◆ WHAT IS EXPECTED:
All that is asked is a faithful reproduction of the entries.

◆ RECORDED INFORMATION:
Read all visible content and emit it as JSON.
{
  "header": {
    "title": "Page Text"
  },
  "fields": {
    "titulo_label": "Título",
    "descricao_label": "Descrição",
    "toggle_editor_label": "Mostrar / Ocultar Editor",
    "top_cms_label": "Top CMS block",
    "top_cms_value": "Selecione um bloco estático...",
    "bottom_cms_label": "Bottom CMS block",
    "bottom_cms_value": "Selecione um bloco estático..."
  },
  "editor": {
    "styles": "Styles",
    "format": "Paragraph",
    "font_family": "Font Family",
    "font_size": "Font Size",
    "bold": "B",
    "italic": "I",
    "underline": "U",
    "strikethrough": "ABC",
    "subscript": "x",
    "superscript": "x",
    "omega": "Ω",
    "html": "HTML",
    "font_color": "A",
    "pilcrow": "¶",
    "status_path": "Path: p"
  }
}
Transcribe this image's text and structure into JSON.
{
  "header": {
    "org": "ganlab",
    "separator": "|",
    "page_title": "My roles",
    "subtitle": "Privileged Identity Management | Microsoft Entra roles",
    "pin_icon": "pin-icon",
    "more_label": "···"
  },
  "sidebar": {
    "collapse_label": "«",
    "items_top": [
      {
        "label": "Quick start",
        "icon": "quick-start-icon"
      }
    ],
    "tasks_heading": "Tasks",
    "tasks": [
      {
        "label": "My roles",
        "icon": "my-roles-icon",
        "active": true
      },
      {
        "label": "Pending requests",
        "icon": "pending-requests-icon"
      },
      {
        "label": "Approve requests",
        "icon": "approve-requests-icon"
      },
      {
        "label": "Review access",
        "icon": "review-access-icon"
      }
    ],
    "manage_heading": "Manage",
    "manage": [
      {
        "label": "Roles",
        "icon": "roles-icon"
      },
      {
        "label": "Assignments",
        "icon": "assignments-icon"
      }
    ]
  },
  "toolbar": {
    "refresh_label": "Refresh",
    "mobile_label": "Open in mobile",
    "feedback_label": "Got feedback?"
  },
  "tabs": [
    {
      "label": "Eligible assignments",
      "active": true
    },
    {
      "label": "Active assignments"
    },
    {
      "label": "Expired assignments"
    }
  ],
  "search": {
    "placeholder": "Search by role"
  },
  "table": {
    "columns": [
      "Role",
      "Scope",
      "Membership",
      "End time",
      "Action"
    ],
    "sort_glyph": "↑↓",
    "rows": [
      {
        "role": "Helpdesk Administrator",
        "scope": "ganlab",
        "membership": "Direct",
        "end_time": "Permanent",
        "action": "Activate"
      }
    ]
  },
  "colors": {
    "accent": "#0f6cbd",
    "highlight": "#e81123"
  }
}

◆ SOLUTION TO THE PROBLEM:
Read all visible content and emit it as JSON.
{
  "header": {
    "title": "Page Text"
  },
  "fields": {
    "titulo_label": "Título",
    "descricao_label": "Descrição",
    "toggle_editor_label": "Mostrar / Ocultar Editor",
    "top_cms_label": "Top CMS block",
    "top_cms_value": "Selecione um bloco estático...",
    "bottom_cms_label": "Bottom CMS block",
    "bottom_cms_value": "Selecione um bloco estático..."
  },
  "editor": {
    "styles": "Styles",
    "format": "Paragraph",
    "font_family": "Font Family",
    "font_size": "Font Size",
    "bold": "B",
    "italic": "I",
    "underline": "U",
    "strikethrough": "ABC",
    "subscript": "x",
    "superscript": "x",
    "omega": "Ω",
    "html": "HTML",
    "font_color": "A",
    "pilcrow": "¶",
    "status_path": "Path: p"
  }
}
Transcribe this image's text and structure into JSON.
{
  "header": {
    "org": "ganlab",
    "separator": "|",
    "page_title": "My roles",
    "subtitle": "Privileged Identity Management | Microsoft Entra roles",
    "pin_icon": "pin-icon",
    "more_label": "···"
  },
  "sidebar": {
    "collapse_label": "«",
    "items_top": [
      {
        "label": "Quick start",
        "icon": "quick-start-icon"
      }
    ],
    "tasks_heading": "Tasks",
    "tasks": [
      {
        "label": "My roles",
        "icon": "my-roles-icon",
        "active": true
      },
      {
        "label": "Pending requests",
        "icon": "pending-requests-icon"
      },
      {
        "label": "Approve requests",
        "icon": "approve-requests-icon"
      },
      {
        "label": "Review access",
        "icon": "review-access-icon"
      }
    ],
    "manage_heading": "Manage",
    "manage": [
      {
        "label": "Roles",
        "icon": "roles-icon"
      },
      {
        "label": "Assignments",
        "icon": "assignments-icon"
      }
    ]
  },
  "toolbar": {
    "refresh_label": "Refresh",
    "mobile_label": "Open in mobile",
    "feedback_label": "Got feedback?"
  },
  "tabs": [
    {
      "label": "Eligible assignments",
      "active": true
    },
    {
      "label": "Active assignments"
    },
    {
      "label": "Expired assignments"
    }
  ],
  "search": {
    "placeholder": "Search by role"
  },
  "table": {
    "columns": [
      "Role",
      "Scope",
      "Membership",
      "End time",
      "Action"
    ],
    "sort_glyph": "↑↓",
    "rows": [
      {
        "role": "Helpdesk Administrator",
        "scope": "ganlab",
        "membership": "Direct",
        "end_time": "Permanent",
        "action": "Activate"
      }
    ]
  },
  "colors": {
    "accent": "#0f6cbd",
    "highlight": "#e81123"
  }
}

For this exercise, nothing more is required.